[Opening Source records section]

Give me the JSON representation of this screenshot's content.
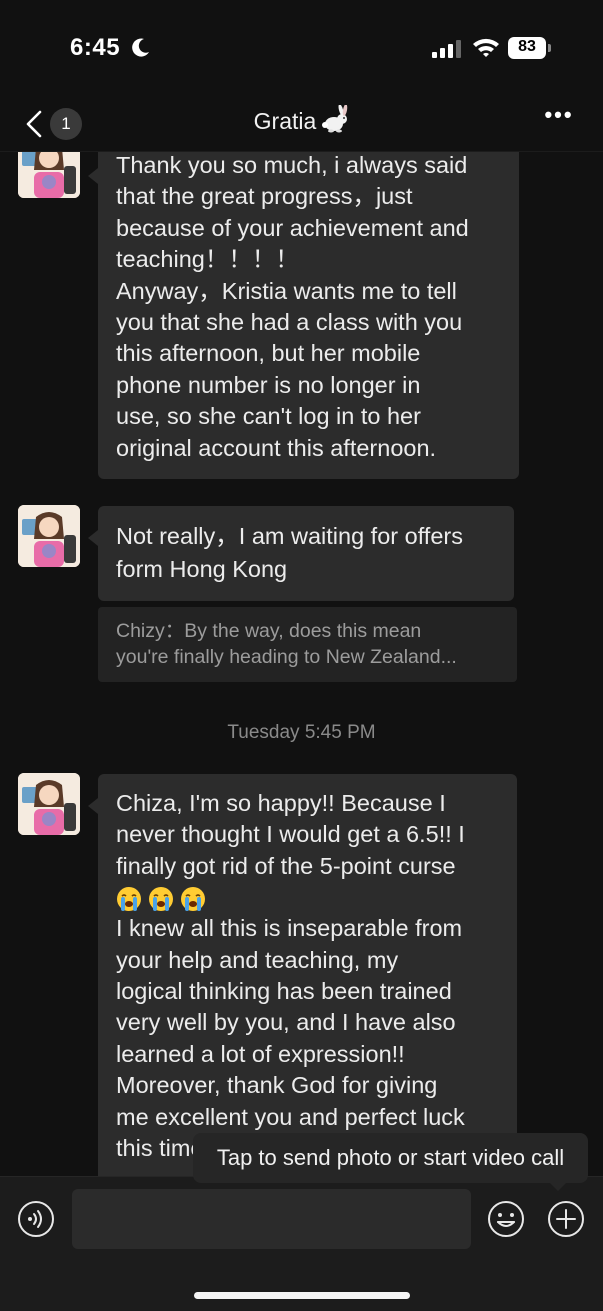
{
  "status_bar": {
    "time": "6:45",
    "battery": "83",
    "icons": [
      "moon-icon",
      "cellular-signal-icon",
      "wifi-icon",
      "battery-icon"
    ]
  },
  "nav": {
    "back_icon": "chevron-left-icon",
    "unread_count": "1",
    "title": "Gratia",
    "title_emoji": "rabbit-icon",
    "more_label": "•••"
  },
  "messages": [
    {
      "sender": "contact",
      "lines": [
        "Thank you so much, i always said",
        "that the great progress，just",
        "because of your achievement and",
        "teaching！！！！",
        "Anyway，Kristia wants me to tell",
        "you that she had a class with you",
        "this afternoon, but her mobile",
        "phone number is no longer in",
        "use, so she can't log in to her",
        "original account this afternoon."
      ]
    },
    {
      "sender": "contact",
      "lines": [
        "Not really，I am waiting for offers",
        "form Hong Kong"
      ],
      "quote_lines": [
        "Chizy：By the way, does this mean",
        "you're finally heading to New Zealand..."
      ]
    },
    {
      "sender": "contact",
      "timestamp": "Tuesday 5:45 PM",
      "lines_before_emoji": [
        "Chiza, I'm so happy!! Because I",
        "never thought I would get a 6.5!! I",
        "finally got rid of the 5-point curse"
      ],
      "emojis": [
        "crying-face-emoji",
        "crying-face-emoji",
        "crying-face-emoji"
      ],
      "lines_after_emoji": [
        "I knew all this is inseparable from",
        "your help and teaching, my",
        "logical thinking has been trained",
        "very well by you, and I have also",
        "learned a lot of expression!!",
        "Moreover, thank God for giving",
        "me excellent you and perfect luck",
        "this time!"
      ]
    }
  ],
  "tooltip": {
    "text": "Tap to send photo or start video call"
  },
  "input_bar": {
    "icons": [
      "voice-icon",
      "emoji-icon",
      "plus-icon"
    ],
    "value": "",
    "placeholder": ""
  },
  "colors": {
    "background": "#111111",
    "bubble": "#2c2c2c",
    "quote": "#232323",
    "text": "#ececec",
    "muted_text": "#9c9c9c"
  }
}
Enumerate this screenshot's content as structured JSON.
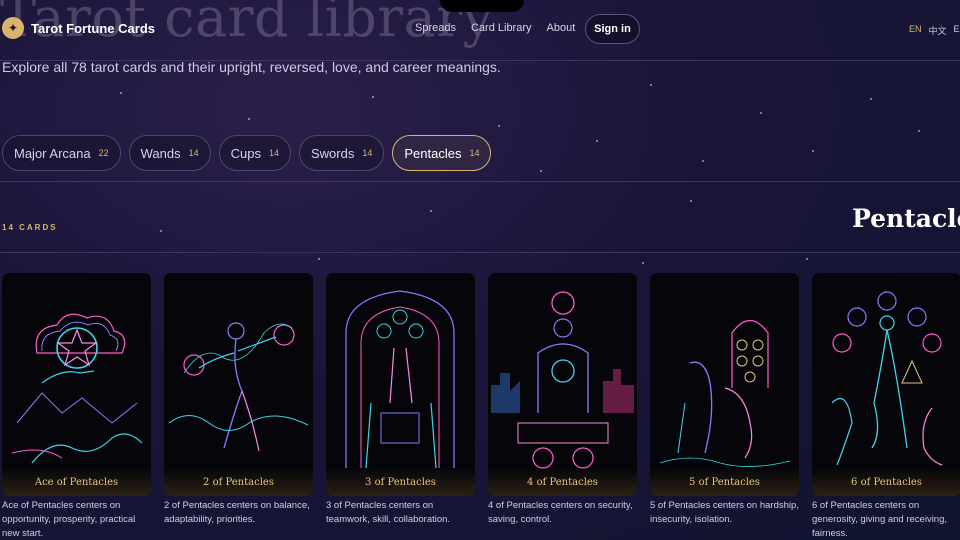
{
  "page": {
    "hero_title": "Tarot card library",
    "subtitle": "Explore all 78 tarot cards and their upright, reversed, love, and career meanings."
  },
  "header": {
    "logo_icon": "sparkle-icon",
    "logo_text": "Tarot Fortune Cards",
    "nav": [
      "Spreads",
      "Card Library",
      "About"
    ],
    "signin_label": "Sign in",
    "languages": [
      "EN",
      "中文",
      "ES"
    ],
    "active_language": "EN"
  },
  "suits": [
    {
      "label": "Major Arcana",
      "count": "22"
    },
    {
      "label": "Wands",
      "count": "14"
    },
    {
      "label": "Cups",
      "count": "14"
    },
    {
      "label": "Swords",
      "count": "14"
    },
    {
      "label": "Pentacles",
      "count": "14",
      "active": true
    }
  ],
  "section": {
    "count_label": "14 CARDS",
    "title": "Pentacles"
  },
  "cards": [
    {
      "name": "Ace of Pentacles",
      "description": "Ace of Pentacles centers on opportunity, prosperity, practical new start."
    },
    {
      "name": "2 of Pentacles",
      "description": "2 of Pentacles centers on balance, adaptability, priorities."
    },
    {
      "name": "3 of Pentacles",
      "description": "3 of Pentacles centers on teamwork, skill, collaboration."
    },
    {
      "name": "4 of Pentacles",
      "description": "4 of Pentacles centers on security, saving, control."
    },
    {
      "name": "5 of Pentacles",
      "description": "5 of Pentacles centers on hardship, insecurity, isolation."
    },
    {
      "name": "6 of Pentacles",
      "description": "6 of Pentacles centers on generosity, giving and receiving, fairness."
    }
  ],
  "colors": {
    "accent_gold": "#d8b56a",
    "background": "#1a1538",
    "neon_cyan": "#3fd6e8",
    "neon_pink": "#ff5fc8",
    "neon_violet": "#8a7bff"
  }
}
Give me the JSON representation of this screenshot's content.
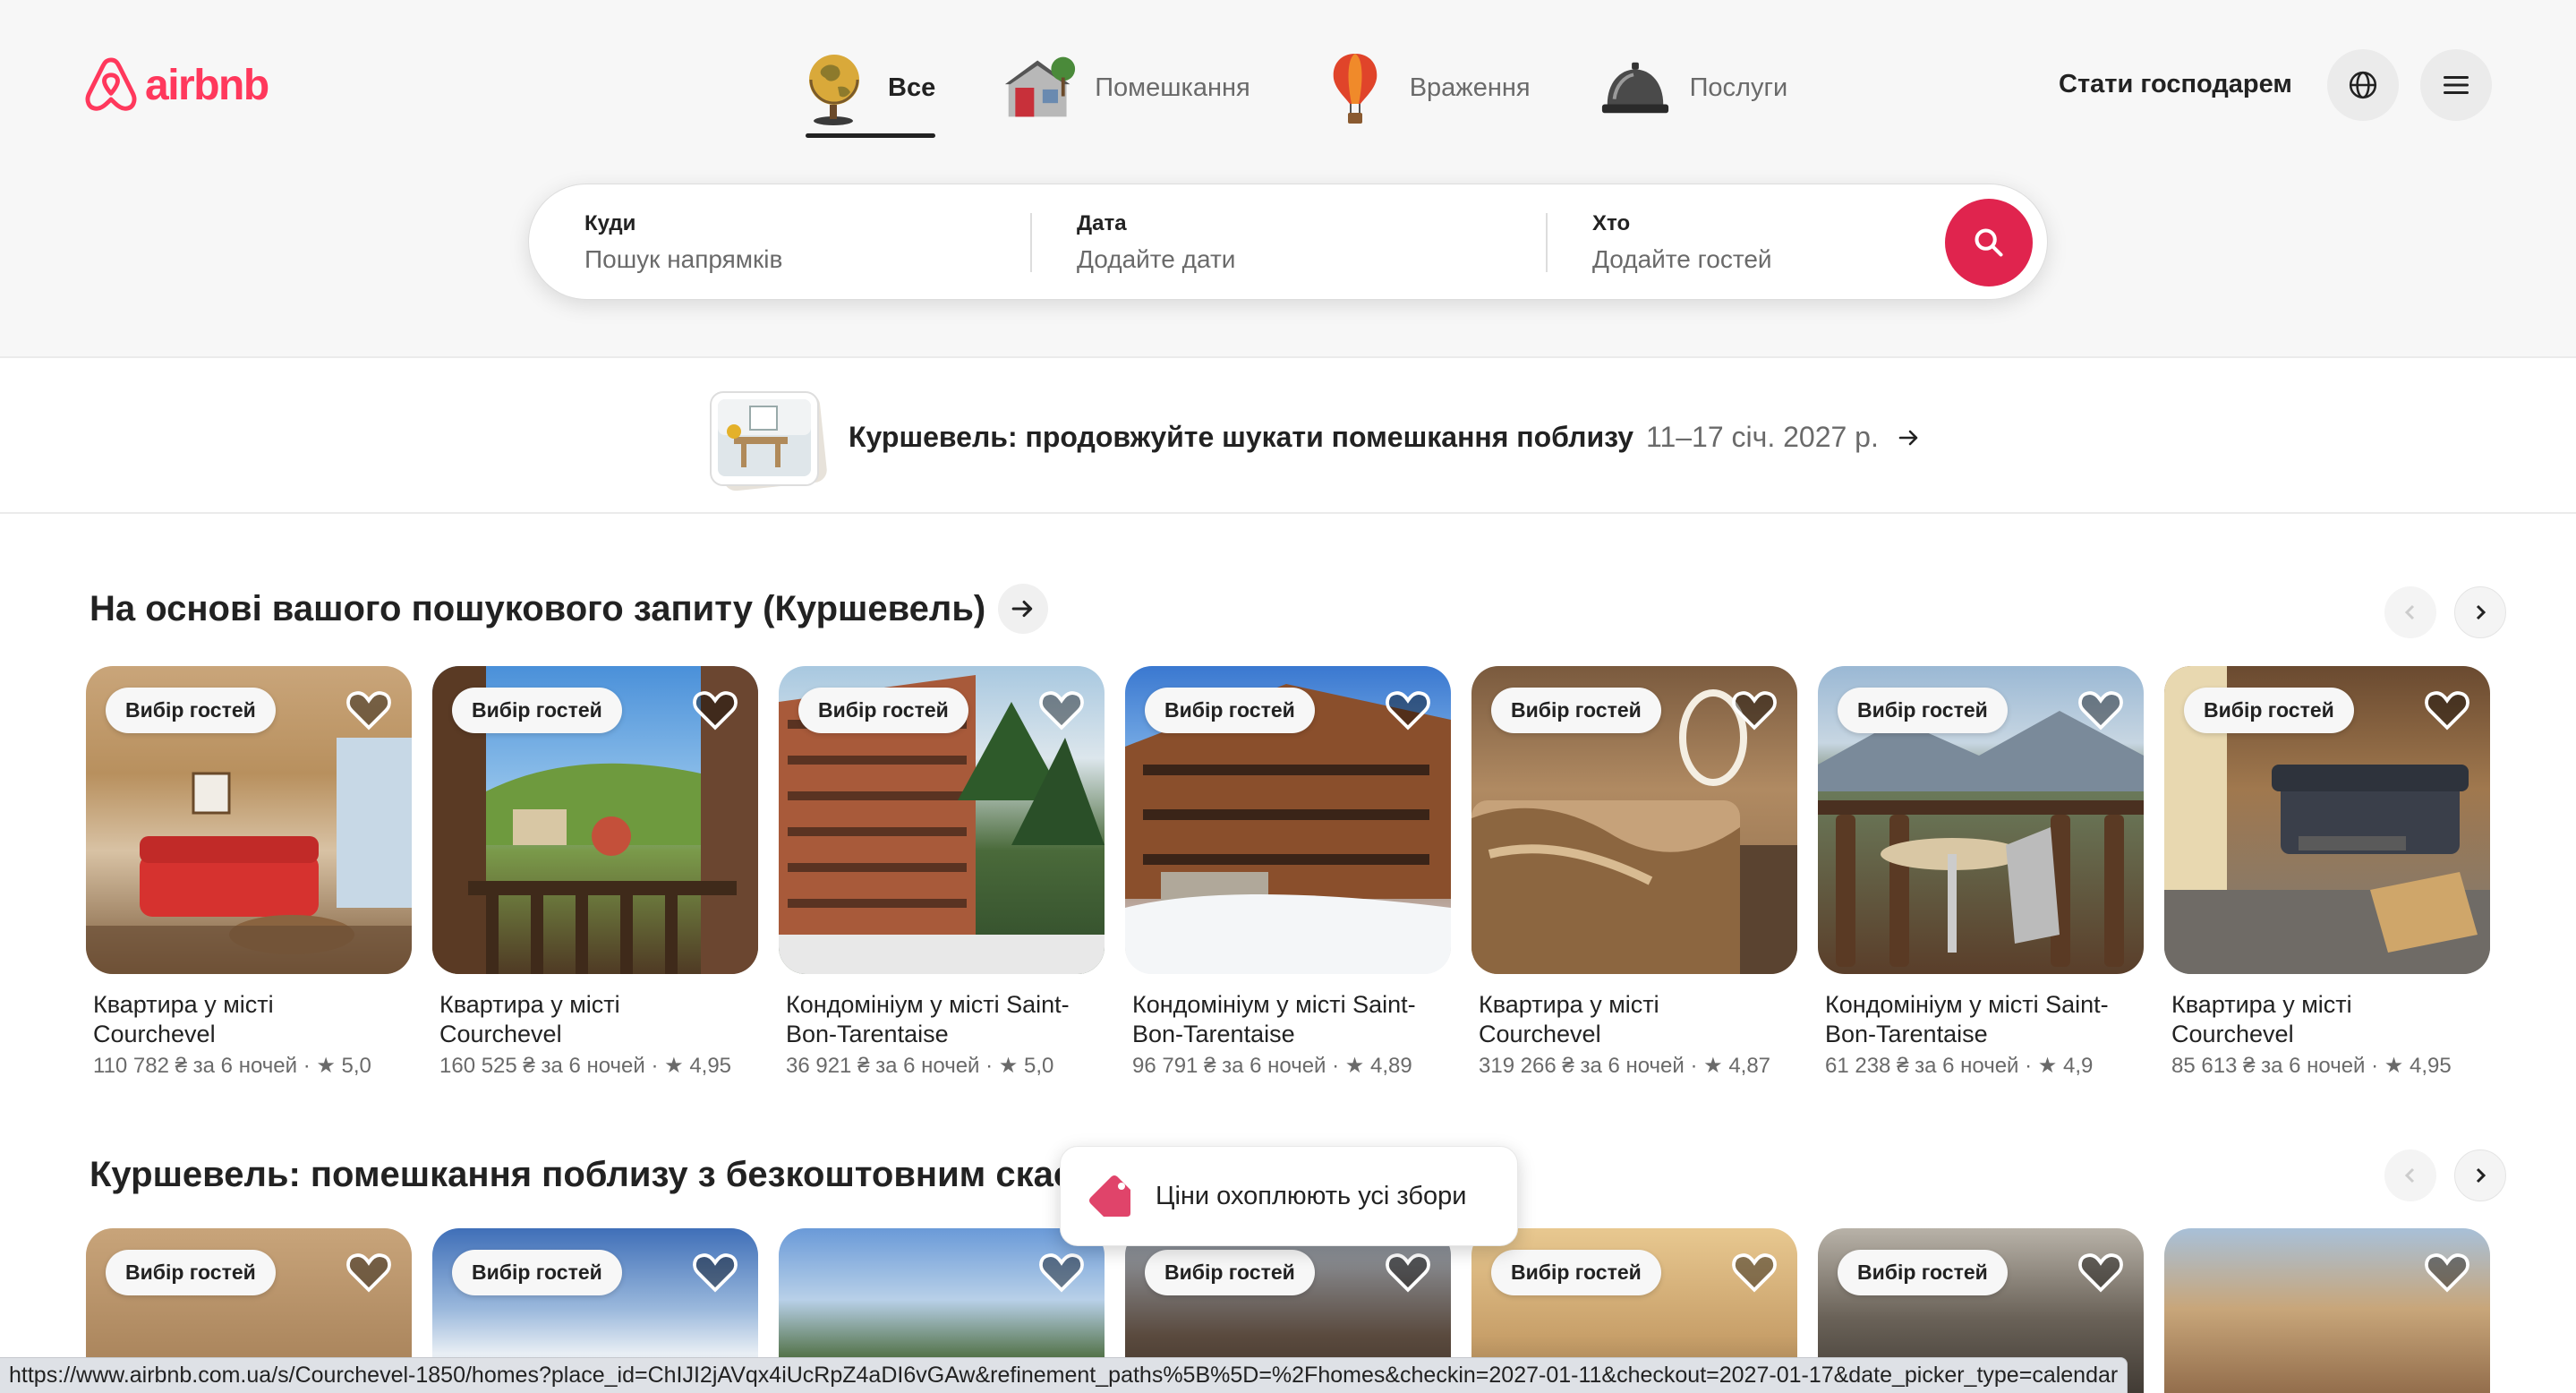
{
  "brand": {
    "name": "airbnb",
    "color": "#ff385c"
  },
  "nav": [
    {
      "label": "Все",
      "icon": "globe-icon",
      "active": true
    },
    {
      "label": "Помешкання",
      "icon": "house-icon",
      "active": false
    },
    {
      "label": "Враження",
      "icon": "hot-air-balloon-icon",
      "active": false
    },
    {
      "label": "Послуги",
      "icon": "service-bell-icon",
      "active": false
    }
  ],
  "header": {
    "host_link": "Стати господарем",
    "globe_icon": "language-globe-icon",
    "menu_icon": "hamburger-menu-icon"
  },
  "search": {
    "where_label": "Куди",
    "where_placeholder": "Пошук напрямків",
    "date_label": "Дата",
    "date_placeholder": "Додайте дати",
    "who_label": "Хто",
    "who_placeholder": "Додайте гостей",
    "button_icon": "search-icon",
    "button_color": "#e0244e"
  },
  "recent": {
    "text": "Куршевель: продовжуйте шукати помешкання поблизу",
    "dates": "11–17 січ. 2027 р."
  },
  "section1": {
    "title": "На основі вашого пошукового запиту (Куршевель)",
    "cards": [
      {
        "badge": "Вибір гостей",
        "title_line1": "Квартира у місті",
        "title_line2": "Courchevel",
        "meta": "110 782 ₴ за 6 ночей · ★ 5,0"
      },
      {
        "badge": "Вибір гостей",
        "title_line1": "Квартира у місті",
        "title_line2": "Courchevel",
        "meta": "160 525 ₴ за 6 ночей · ★ 4,95"
      },
      {
        "badge": "Вибір гостей",
        "title_line1": "Кондомініум у місті Saint-",
        "title_line2": "Bon-Tarentaise",
        "meta": "36 921 ₴ за 6 ночей · ★ 5,0"
      },
      {
        "badge": "Вибір гостей",
        "title_line1": "Кондомініум у місті Saint-",
        "title_line2": "Bon-Tarentaise",
        "meta": "96 791 ₴ за 6 ночей · ★ 4,89"
      },
      {
        "badge": "Вибір гостей",
        "title_line1": "Квартира у місті",
        "title_line2": "Courchevel",
        "meta": "319 266 ₴ за 6 ночей · ★ 4,87"
      },
      {
        "badge": "Вибір гостей",
        "title_line1": "Кондомініум у місті Saint-",
        "title_line2": "Bon-Tarentaise",
        "meta": "61 238 ₴ за 6 ночей · ★ 4,9"
      },
      {
        "badge": "Вибір гостей",
        "title_line1": "Квартира у місті",
        "title_line2": "Courchevel",
        "meta": "85 613 ₴ за 6 ночей · ★ 4,95"
      }
    ]
  },
  "section2": {
    "title": "Куршевель: помешкання поблизу з безкоштовним скас",
    "badges": [
      "Вибір гостей",
      "Вибір гостей",
      "",
      "Вибір гостей",
      "Вибір гостей",
      "Вибір гостей",
      ""
    ]
  },
  "tooltip": {
    "text": "Ціни охоплюють усі збори",
    "icon": "price-tag-icon"
  },
  "statusbar": {
    "url": "https://www.airbnb.com.ua/s/Courchevel-1850/homes?place_id=ChIJI2jAVqx4iUcRpZ4aDI6vGAw&refinement_paths%5B%5D=%2Fhomes&checkin=2027-01-11&checkout=2027-01-17&date_picker_type=calendar"
  }
}
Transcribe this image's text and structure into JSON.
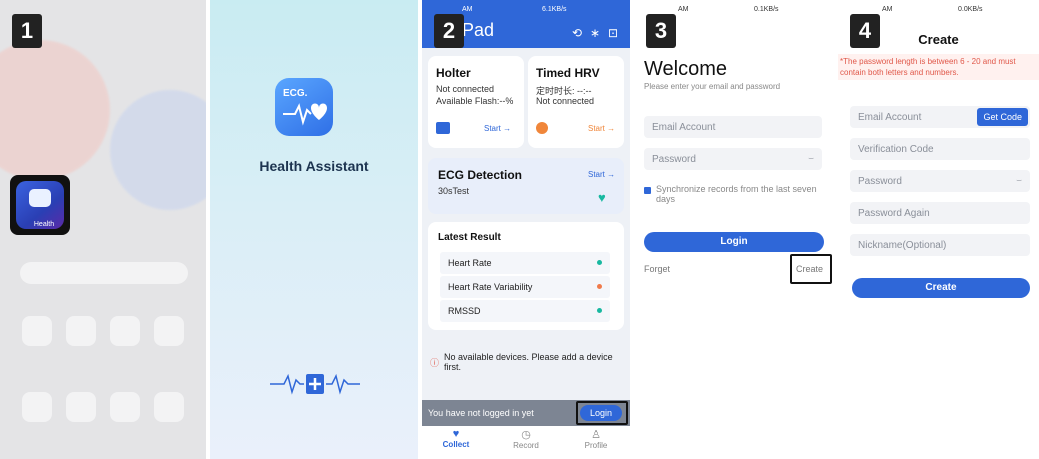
{
  "steps": [
    "1",
    "2",
    "3",
    "4"
  ],
  "panel1": {
    "app_label": "Health"
  },
  "panel2": {
    "app_title": "Health Assistant",
    "logo_text": "ECG."
  },
  "panel3": {
    "status_time": "AM",
    "status_right": "6.1KB/s",
    "header_title": "Pad",
    "holter": {
      "title": "Holter",
      "status": "Not connected",
      "flash": "Available Flash:--%",
      "start": "Start"
    },
    "timed_hrv": {
      "title": "Timed HRV",
      "timer": "定时时长: --:--",
      "status": "Not connected",
      "start": "Start"
    },
    "ecg": {
      "title": "ECG Detection",
      "sub": "30sTest",
      "start": "Start"
    },
    "latest": {
      "title": "Latest Result",
      "rows": [
        "Heart Rate",
        "Heart Rate Variability",
        "RMSSD"
      ]
    },
    "no_devices": "No available devices. Please add a device first.",
    "login_bar": {
      "text": "You have not logged in yet",
      "button": "Login"
    },
    "nav": [
      {
        "label": "Collect",
        "icon": "heart-icon"
      },
      {
        "label": "Record",
        "icon": "clock-icon"
      },
      {
        "label": "Profile",
        "icon": "person-icon"
      }
    ],
    "colors": {
      "accent": "#2f67d8",
      "dot_green": "#18b8a0",
      "dot_orange": "#f07a4a",
      "timer_orange": "#f0863a"
    }
  },
  "panel4": {
    "status_time": "AM",
    "status_right": "0.1KB/s",
    "title": "Welcome",
    "subtitle": "Please enter your email and password",
    "email_placeholder": "Email Account",
    "password_placeholder": "Password",
    "sync_label": "Synchronize records from the last seven days",
    "login_button": "Login",
    "forget": "Forget",
    "create": "Create"
  },
  "panel5": {
    "status_time": "AM",
    "status_right": "0.0KB/s",
    "title": "Create",
    "warning": "*The password length is between 6 - 20 and must contain both letters and numbers.",
    "email_placeholder": "Email Account",
    "get_code": "Get Code",
    "verification_placeholder": "Verification Code",
    "password_placeholder": "Password",
    "password_again_placeholder": "Password Again",
    "nickname_placeholder": "Nickname(Optional)",
    "create_button": "Create",
    "colors": {
      "warning": "#e0584a"
    }
  }
}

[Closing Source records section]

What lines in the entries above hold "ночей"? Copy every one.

        "meta": "110 782 ₴ за 6 ночей · ★ 5,0"
        "meta": "160 525 ₴ за 6 ночей · ★ 4,95"
        "meta": "36 921 ₴ за 6 ночей · ★ 5,0"
        "meta": "96 791 ₴ за 6 ночей · ★ 4,89"
        "meta": "319 266 ₴ за 6 ночей · ★ 4,87"
        "meta": "61 238 ₴ за 6 ночей · ★ 4,9"
        "meta": "85 613 ₴ за 6 ночей · ★ 4,95"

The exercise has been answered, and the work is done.